Article 2023 Jul 28

OSA treatment - how to choose the most suitable CPAP interface

Continuous positive airway pressure therapy is an effective treatment for obstructive sleep apnea.  

American Academy of Sleep Medicine (AASM) strongly recommends positive airway pressure for treating obstructive sleep apnea (OSA) in adult patients1. PAP device delivers air pressure into the patient's airway through a sleep mask to keep the airway open and reduce snoring and apnea incidences.  


Difficult User Experience Increases CPAP Therapy Abandonment 

Approximately 70% of OSA patients abandon their CPAP treatment during the first year due to mask-related discomfort2. Up to 20% of CPAP patients experience minor skin lesions across common CPAP interface brands3. High therapeutic pressure increases skin lesion development caused by tightly fitted masks to prevent air leaks4. The most common skin lesion sites are the lateral sides of the nose (32%), nasal bridge (23%), and lower nasal area (21%).3 

Sleep Mask Options for OSA Patients

Difference types of CPAP masks: advantages/disadvantages5.

Finding comfort in WiZARD sleep masks

Wellell's WiZARD sleep masks feature an ergonomic and multi-directional pressure redistribution cushion and patented ventilation technology to optimize comfort, mask-to-face coverage, facial support, and noise disturbance elimination. There are wide range of sleep masks, such as full face masks, nasal masks, and nasal pillow masks, offering flexibility in customizing the user experience. 
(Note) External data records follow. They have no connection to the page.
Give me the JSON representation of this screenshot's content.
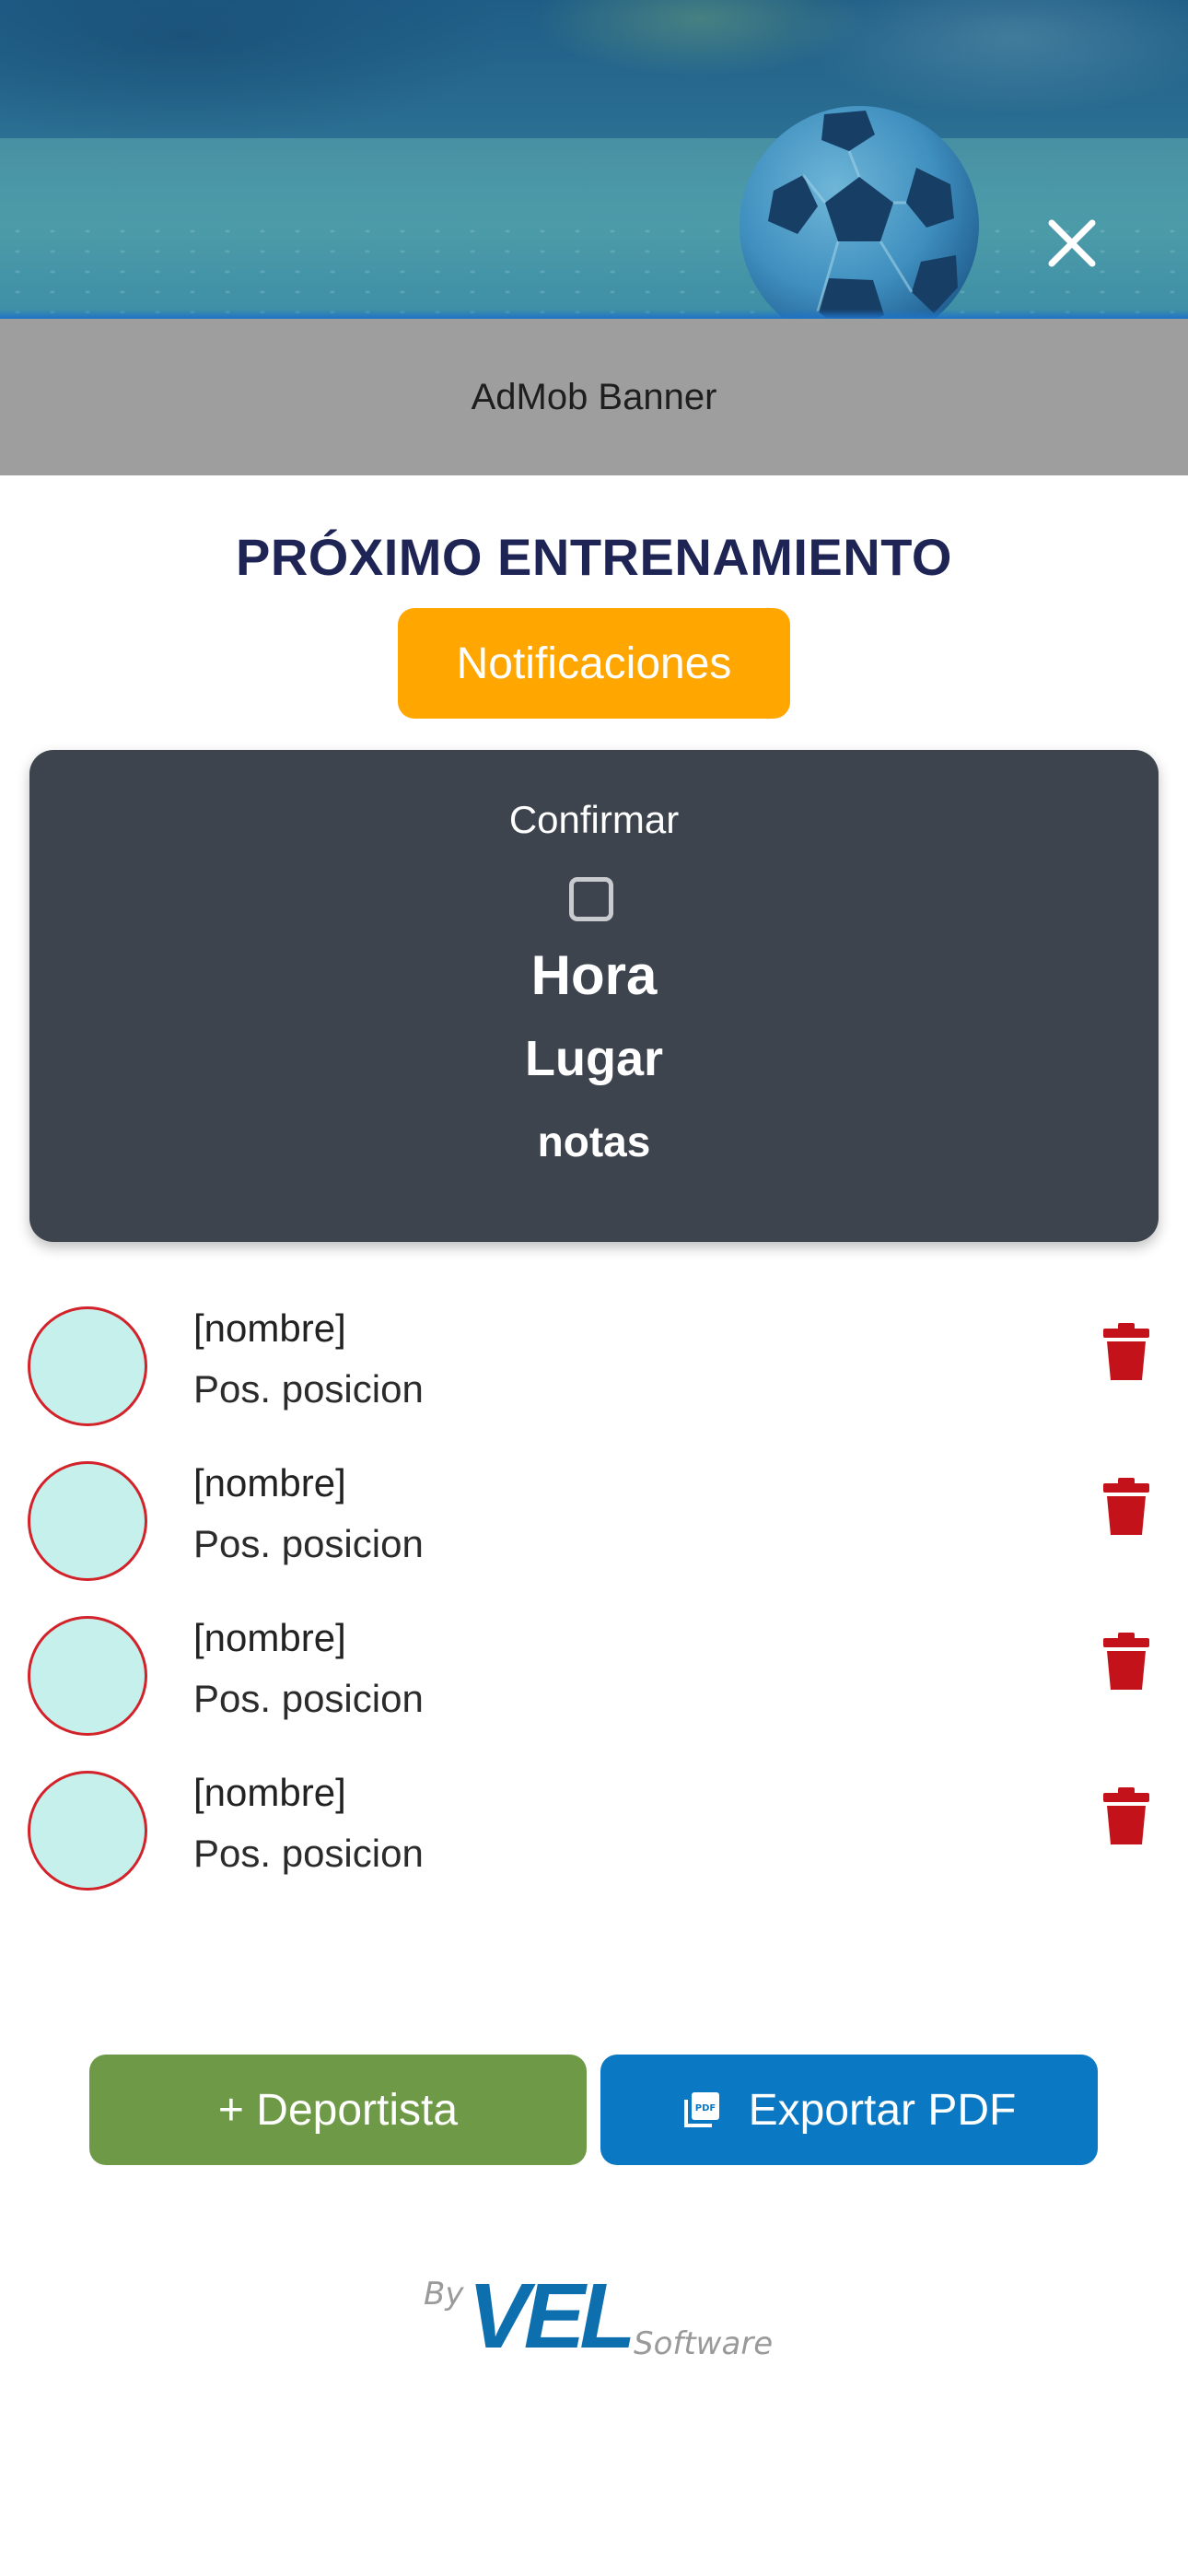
{
  "header": {
    "image_alt": "soccer-ball-on-field",
    "close_icon": "close-icon"
  },
  "admob": {
    "label": "AdMob Banner"
  },
  "page": {
    "title": "PRÓXIMO ENTRENAMIENTO",
    "notifications_label": "Notificaciones"
  },
  "training": {
    "confirm_label": "Confirmar",
    "confirmed": false,
    "hora": "Hora",
    "lugar": "Lugar",
    "notas": "notas"
  },
  "players": [
    {
      "name": "[nombre]",
      "position": "Pos. posicion"
    },
    {
      "name": "[nombre]",
      "position": "Pos. posicion"
    },
    {
      "name": "[nombre]",
      "position": "Pos. posicion"
    },
    {
      "name": "[nombre]",
      "position": "Pos. posicion"
    }
  ],
  "actions": {
    "add_label": "+ Deportista",
    "export_label": "Exportar PDF"
  },
  "footer": {
    "by": "By",
    "brand": "VEL",
    "software": "Software"
  },
  "colors": {
    "title": "#1e2555",
    "notifications": "#ffa600",
    "card": "#3e444d",
    "avatar_fill": "#c5f0eb",
    "avatar_border": "#d3222a",
    "trash": "#c4121a",
    "add_button": "#6e9a47",
    "export_button": "#0a78c2",
    "brand": "#0e6fae"
  }
}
1.      Patil, S. P., Ayappa, I. A., Caples, S. M., Kimoff, R. J., Patel, S. R., & Harrod, C. G. (2019). Treatment of Adult Obstructive Sleep Apnea with Positive Airway Pressure: An American Academy of Sleep Medicine Clinical Practice Guideline. Journal of clinical sleep medicine : JCSM : official publication of the American Academy of Sleep Medicine15(2), 335–343.

2.      Ulander, M., Johansson, M. S., Ewaldh, A. E., Svanborg, E., & Broström, A. (2014). Side effects to continuous positive airway pressure treatment for obstructive sleep apnoea: changes over time and association to adherence. Sleep & breathing = Schlaf & Atmung18(4), 799–807.

3.      Bachour, A., Vitikainen, P., Virkkula, P., & Maasilta, P. (2013). CPAP interface:

satisfaction and side effects. Sleep & breathing = Schlaf & Atmung17(2), 667–672.

4.      Brill, A. K., Pickersgill, R., Moghal, M., Morrell, M. J., & Simonds, A. K. (2018). Mask pressure effects on the nasal bridge during short-term noninvasive ventilation. ERJ open research4(2), 00168-2017.

5.      Dibra, M. N., Berry, R. B., & Wagner, M. H. (2020). Treatment of Obstructive Sleep Apnea: Choosing the Best Interface. Sleep medicine clinics15(2), 219–225.